**WORK REQUIRED:** Go through the listing below and say how many lines contain "Subgrid"; write nothing but the number.

***** PROVIDED INFORMATION *****

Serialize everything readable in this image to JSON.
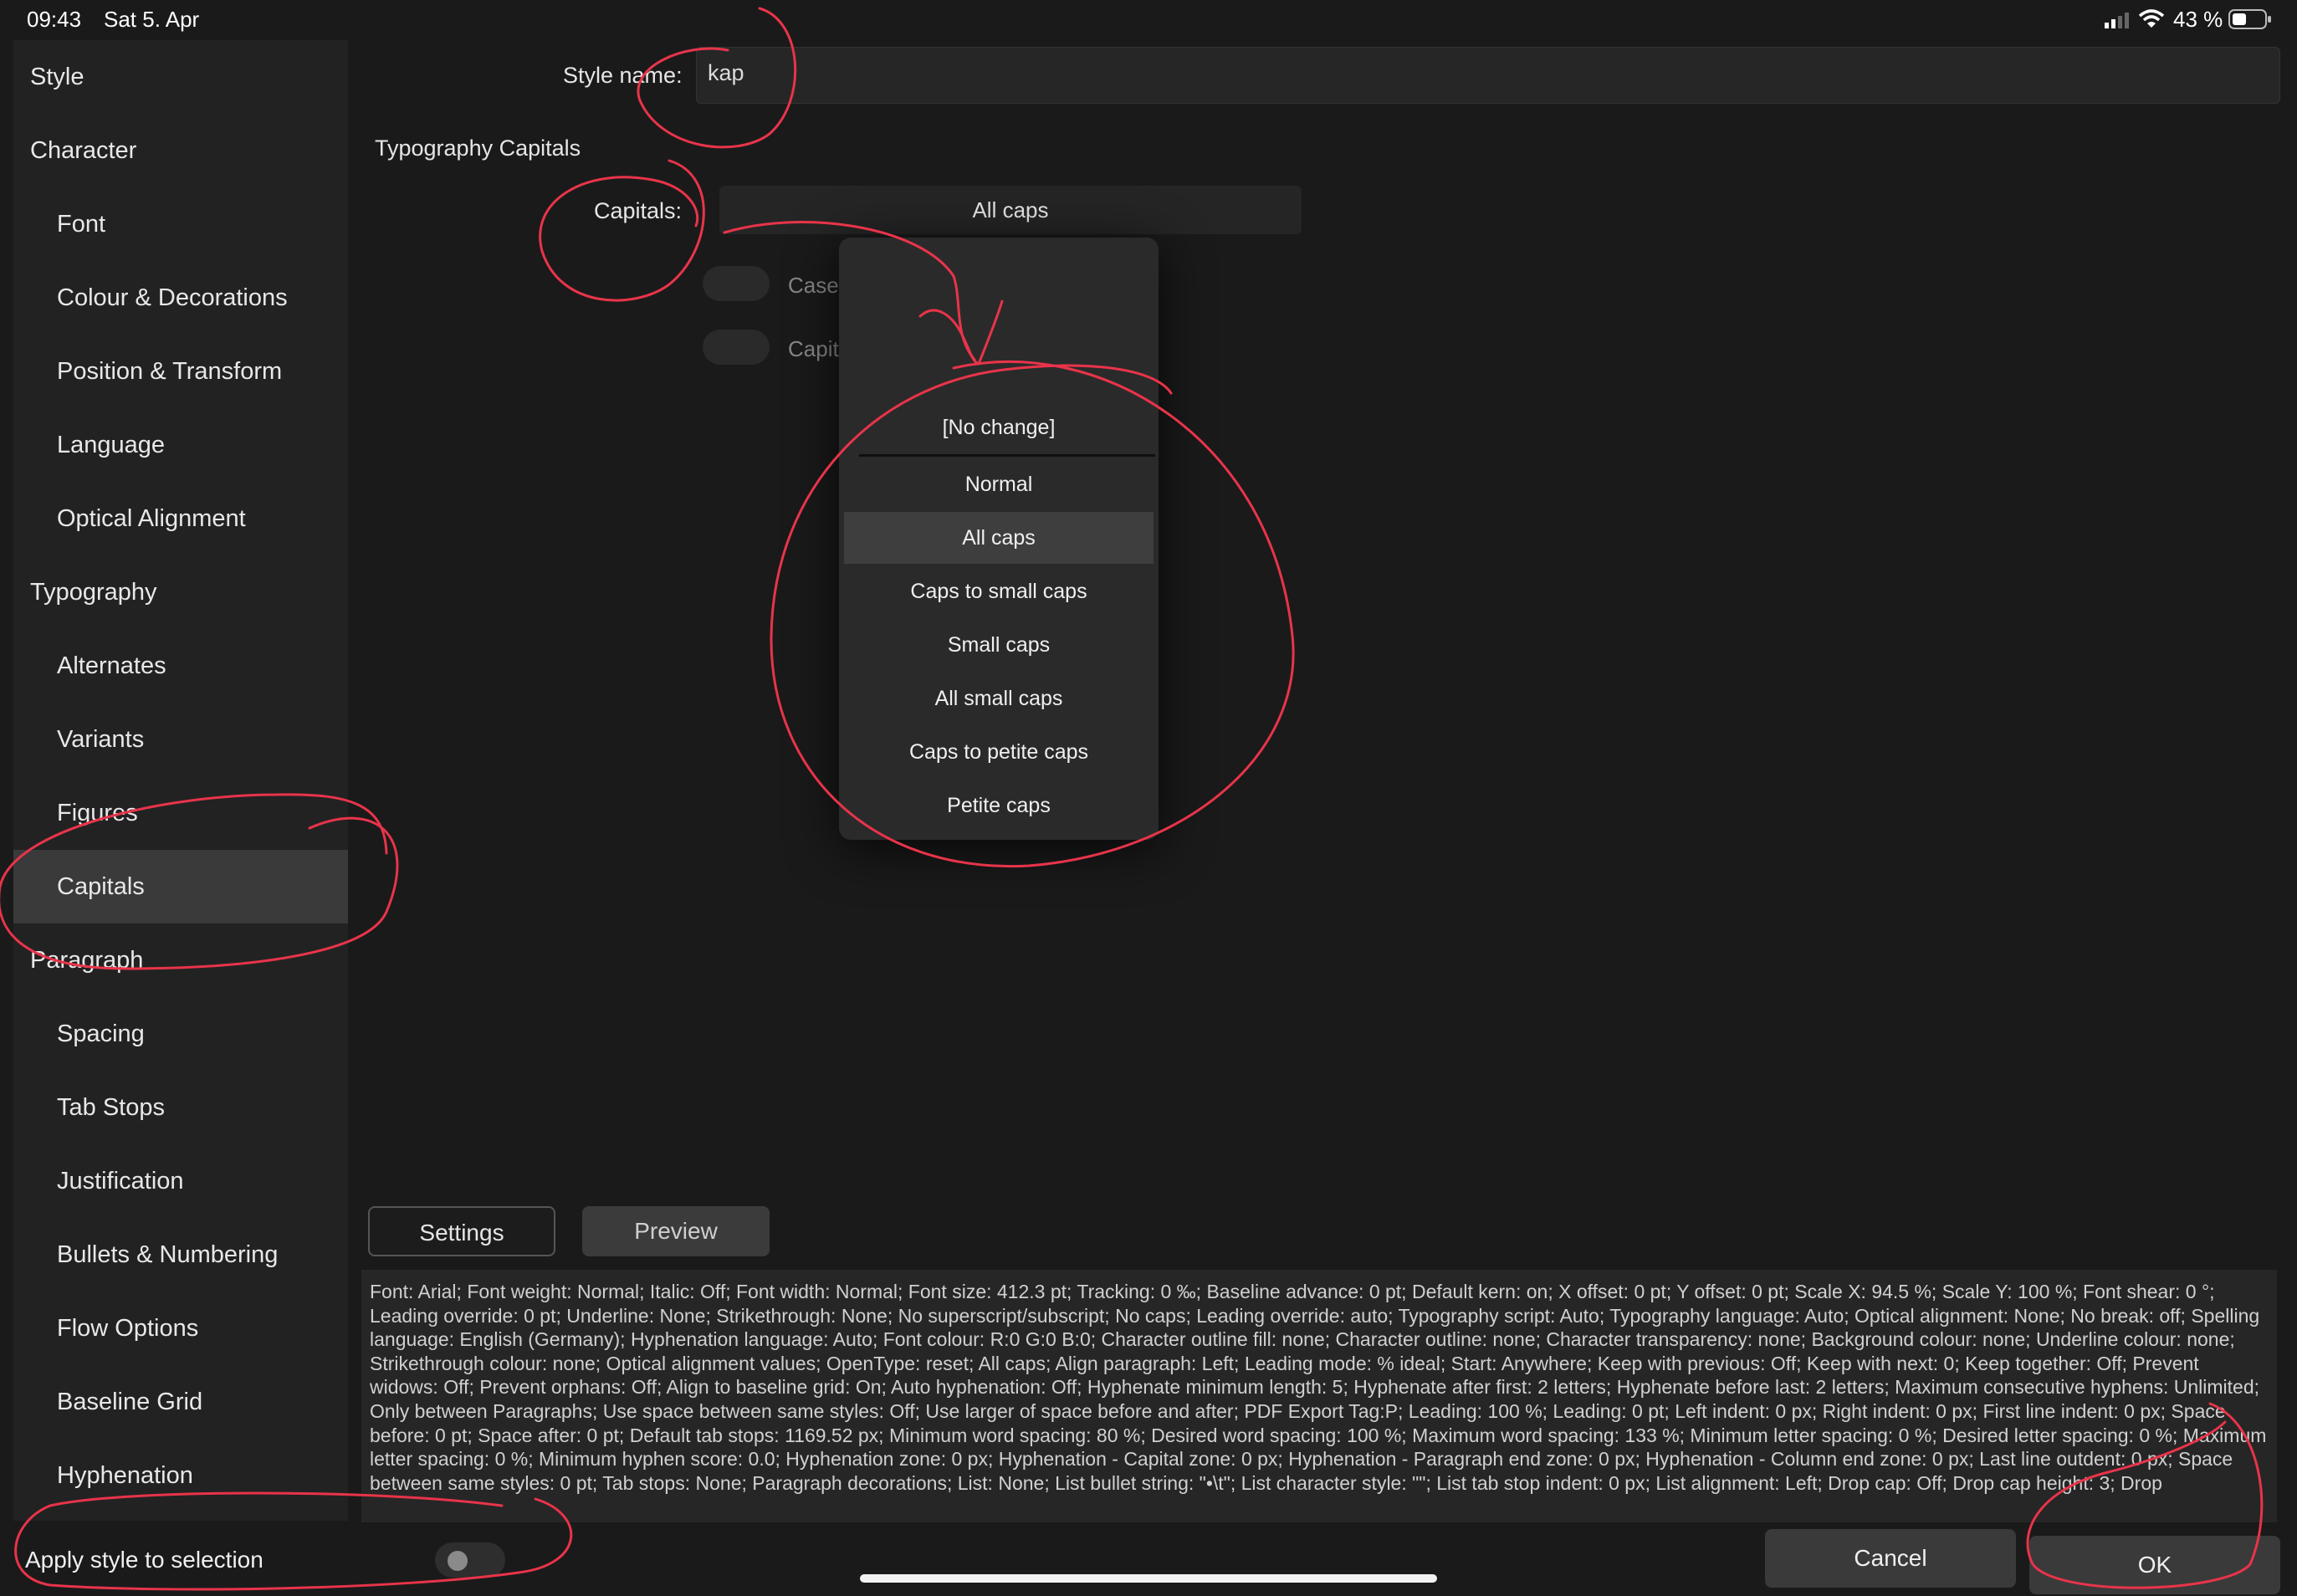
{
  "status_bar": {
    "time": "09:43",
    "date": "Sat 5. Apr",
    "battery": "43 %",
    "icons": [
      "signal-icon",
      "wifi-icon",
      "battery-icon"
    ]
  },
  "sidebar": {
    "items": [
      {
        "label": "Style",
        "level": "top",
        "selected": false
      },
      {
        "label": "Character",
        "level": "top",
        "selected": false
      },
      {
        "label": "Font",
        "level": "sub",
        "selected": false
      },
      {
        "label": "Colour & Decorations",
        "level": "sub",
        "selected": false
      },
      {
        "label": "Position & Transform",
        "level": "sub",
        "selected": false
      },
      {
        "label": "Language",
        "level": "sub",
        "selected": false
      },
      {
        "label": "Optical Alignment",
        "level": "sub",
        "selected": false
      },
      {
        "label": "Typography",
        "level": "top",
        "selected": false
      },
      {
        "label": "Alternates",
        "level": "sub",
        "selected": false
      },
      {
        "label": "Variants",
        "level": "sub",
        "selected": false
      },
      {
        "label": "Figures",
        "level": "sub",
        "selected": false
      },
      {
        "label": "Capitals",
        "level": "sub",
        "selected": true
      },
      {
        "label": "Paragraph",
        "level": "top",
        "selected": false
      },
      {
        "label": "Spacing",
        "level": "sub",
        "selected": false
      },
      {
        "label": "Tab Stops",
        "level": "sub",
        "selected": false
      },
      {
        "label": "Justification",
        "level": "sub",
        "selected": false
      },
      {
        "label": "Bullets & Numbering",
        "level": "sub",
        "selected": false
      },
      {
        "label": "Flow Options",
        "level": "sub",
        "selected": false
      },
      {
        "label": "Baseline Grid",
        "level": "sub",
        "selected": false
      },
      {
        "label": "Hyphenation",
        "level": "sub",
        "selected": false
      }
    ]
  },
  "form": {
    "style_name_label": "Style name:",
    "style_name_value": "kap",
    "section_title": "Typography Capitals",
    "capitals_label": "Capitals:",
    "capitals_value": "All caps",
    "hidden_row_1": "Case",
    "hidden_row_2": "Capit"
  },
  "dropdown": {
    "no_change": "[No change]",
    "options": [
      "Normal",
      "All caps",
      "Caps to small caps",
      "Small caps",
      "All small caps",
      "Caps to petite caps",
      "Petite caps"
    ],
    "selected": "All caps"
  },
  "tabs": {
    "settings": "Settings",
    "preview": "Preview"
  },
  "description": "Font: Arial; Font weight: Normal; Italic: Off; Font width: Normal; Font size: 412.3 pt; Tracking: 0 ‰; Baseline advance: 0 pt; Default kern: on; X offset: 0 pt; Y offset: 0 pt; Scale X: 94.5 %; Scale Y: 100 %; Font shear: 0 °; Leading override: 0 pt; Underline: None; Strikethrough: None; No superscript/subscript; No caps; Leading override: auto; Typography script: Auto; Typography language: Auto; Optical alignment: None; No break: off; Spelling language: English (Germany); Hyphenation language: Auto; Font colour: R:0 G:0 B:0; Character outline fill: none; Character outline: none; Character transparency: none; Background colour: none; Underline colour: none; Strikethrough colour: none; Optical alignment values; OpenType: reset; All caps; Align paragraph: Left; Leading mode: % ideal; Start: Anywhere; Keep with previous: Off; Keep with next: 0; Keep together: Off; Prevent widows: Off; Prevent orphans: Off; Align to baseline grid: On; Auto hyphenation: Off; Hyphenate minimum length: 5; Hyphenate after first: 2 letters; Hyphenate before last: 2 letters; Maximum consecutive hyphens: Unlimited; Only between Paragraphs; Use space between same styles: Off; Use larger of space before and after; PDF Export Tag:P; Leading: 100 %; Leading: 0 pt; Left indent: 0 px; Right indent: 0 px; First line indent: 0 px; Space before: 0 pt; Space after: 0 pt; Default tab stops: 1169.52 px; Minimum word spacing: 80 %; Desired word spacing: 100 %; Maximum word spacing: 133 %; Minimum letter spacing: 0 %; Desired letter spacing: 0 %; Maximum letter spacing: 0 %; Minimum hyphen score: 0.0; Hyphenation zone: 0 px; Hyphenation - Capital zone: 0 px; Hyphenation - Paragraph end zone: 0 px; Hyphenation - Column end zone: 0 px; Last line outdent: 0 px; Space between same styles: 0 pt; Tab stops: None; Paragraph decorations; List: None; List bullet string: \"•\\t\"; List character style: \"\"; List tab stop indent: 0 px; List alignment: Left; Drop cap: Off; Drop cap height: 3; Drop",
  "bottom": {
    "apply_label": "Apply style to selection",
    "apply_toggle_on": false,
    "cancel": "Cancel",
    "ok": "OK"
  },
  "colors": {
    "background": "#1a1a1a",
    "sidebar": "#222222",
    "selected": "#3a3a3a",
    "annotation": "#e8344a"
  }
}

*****
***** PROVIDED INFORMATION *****

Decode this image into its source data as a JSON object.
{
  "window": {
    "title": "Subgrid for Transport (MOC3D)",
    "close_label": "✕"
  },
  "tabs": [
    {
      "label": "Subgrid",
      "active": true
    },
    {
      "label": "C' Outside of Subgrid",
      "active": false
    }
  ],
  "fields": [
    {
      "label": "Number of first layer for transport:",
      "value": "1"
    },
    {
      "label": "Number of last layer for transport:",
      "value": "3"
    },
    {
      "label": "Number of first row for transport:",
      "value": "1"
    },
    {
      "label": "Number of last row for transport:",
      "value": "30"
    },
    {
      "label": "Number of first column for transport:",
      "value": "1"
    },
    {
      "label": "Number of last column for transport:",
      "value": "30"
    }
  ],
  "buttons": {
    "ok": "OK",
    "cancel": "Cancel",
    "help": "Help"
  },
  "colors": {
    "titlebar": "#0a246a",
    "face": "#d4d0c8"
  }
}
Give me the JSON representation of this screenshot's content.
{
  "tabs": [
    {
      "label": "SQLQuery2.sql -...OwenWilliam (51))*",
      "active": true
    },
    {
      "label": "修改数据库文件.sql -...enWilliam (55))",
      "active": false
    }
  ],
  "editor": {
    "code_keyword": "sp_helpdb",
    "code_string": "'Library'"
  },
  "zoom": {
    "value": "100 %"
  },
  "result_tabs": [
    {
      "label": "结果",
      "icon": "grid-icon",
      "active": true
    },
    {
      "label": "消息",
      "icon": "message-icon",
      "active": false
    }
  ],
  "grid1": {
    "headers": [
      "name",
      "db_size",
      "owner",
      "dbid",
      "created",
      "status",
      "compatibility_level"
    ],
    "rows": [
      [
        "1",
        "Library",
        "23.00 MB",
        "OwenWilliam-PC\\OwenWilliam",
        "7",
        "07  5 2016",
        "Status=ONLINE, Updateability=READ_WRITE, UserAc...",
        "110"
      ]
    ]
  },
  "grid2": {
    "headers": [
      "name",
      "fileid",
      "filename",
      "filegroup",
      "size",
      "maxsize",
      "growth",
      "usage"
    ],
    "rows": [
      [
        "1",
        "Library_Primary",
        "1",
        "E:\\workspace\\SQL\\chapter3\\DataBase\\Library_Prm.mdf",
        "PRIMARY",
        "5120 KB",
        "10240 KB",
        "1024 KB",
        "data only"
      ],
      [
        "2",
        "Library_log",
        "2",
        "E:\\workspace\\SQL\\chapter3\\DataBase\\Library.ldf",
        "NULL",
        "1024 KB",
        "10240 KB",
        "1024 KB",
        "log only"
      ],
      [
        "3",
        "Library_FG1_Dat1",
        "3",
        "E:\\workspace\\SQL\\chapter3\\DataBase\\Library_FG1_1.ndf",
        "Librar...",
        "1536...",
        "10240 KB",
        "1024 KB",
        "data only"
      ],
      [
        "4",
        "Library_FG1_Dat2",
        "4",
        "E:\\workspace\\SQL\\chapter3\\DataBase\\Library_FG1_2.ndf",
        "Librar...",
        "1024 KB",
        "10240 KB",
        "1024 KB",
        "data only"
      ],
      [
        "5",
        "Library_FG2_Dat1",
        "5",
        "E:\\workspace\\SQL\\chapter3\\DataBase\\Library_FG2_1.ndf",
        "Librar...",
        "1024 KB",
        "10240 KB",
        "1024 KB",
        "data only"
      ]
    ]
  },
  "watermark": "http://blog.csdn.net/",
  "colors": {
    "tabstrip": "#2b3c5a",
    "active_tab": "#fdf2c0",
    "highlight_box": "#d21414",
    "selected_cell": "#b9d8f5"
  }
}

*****
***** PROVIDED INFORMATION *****

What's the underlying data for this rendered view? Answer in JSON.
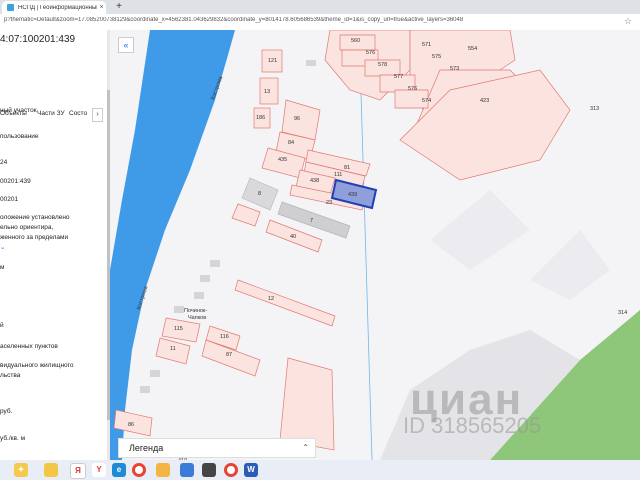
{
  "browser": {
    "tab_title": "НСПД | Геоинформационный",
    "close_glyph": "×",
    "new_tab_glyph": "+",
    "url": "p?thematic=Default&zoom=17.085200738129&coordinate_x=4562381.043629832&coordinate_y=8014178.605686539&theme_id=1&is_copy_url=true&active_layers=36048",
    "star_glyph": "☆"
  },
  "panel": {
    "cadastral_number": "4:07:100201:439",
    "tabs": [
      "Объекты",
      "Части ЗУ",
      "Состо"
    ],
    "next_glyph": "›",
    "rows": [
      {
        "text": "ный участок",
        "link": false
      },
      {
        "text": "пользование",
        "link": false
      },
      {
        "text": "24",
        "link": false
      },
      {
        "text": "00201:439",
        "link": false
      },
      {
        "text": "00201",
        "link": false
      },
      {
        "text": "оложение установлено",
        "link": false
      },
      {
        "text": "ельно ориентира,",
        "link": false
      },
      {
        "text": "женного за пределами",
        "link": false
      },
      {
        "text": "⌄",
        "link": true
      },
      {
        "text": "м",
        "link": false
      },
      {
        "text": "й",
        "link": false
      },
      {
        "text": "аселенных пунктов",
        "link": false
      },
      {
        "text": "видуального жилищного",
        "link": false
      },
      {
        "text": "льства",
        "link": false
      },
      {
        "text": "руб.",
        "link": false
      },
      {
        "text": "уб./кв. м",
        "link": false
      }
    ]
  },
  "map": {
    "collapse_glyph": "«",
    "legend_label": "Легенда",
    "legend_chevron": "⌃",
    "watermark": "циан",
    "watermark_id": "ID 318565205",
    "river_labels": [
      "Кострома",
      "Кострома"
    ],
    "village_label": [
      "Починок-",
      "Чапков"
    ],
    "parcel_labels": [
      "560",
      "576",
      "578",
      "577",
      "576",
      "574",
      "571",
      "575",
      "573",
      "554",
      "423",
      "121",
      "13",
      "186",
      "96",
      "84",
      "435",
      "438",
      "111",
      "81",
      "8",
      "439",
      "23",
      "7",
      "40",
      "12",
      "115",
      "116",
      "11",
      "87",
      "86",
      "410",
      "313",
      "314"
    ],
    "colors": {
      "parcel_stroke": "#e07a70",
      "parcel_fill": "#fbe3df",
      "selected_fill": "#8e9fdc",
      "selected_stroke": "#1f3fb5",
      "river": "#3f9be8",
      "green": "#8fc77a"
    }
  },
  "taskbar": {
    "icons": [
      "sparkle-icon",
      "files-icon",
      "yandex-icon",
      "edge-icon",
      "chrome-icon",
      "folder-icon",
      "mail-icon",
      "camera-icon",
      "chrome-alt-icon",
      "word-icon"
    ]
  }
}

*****

**RESULT OF THIS EXERCISE:** 3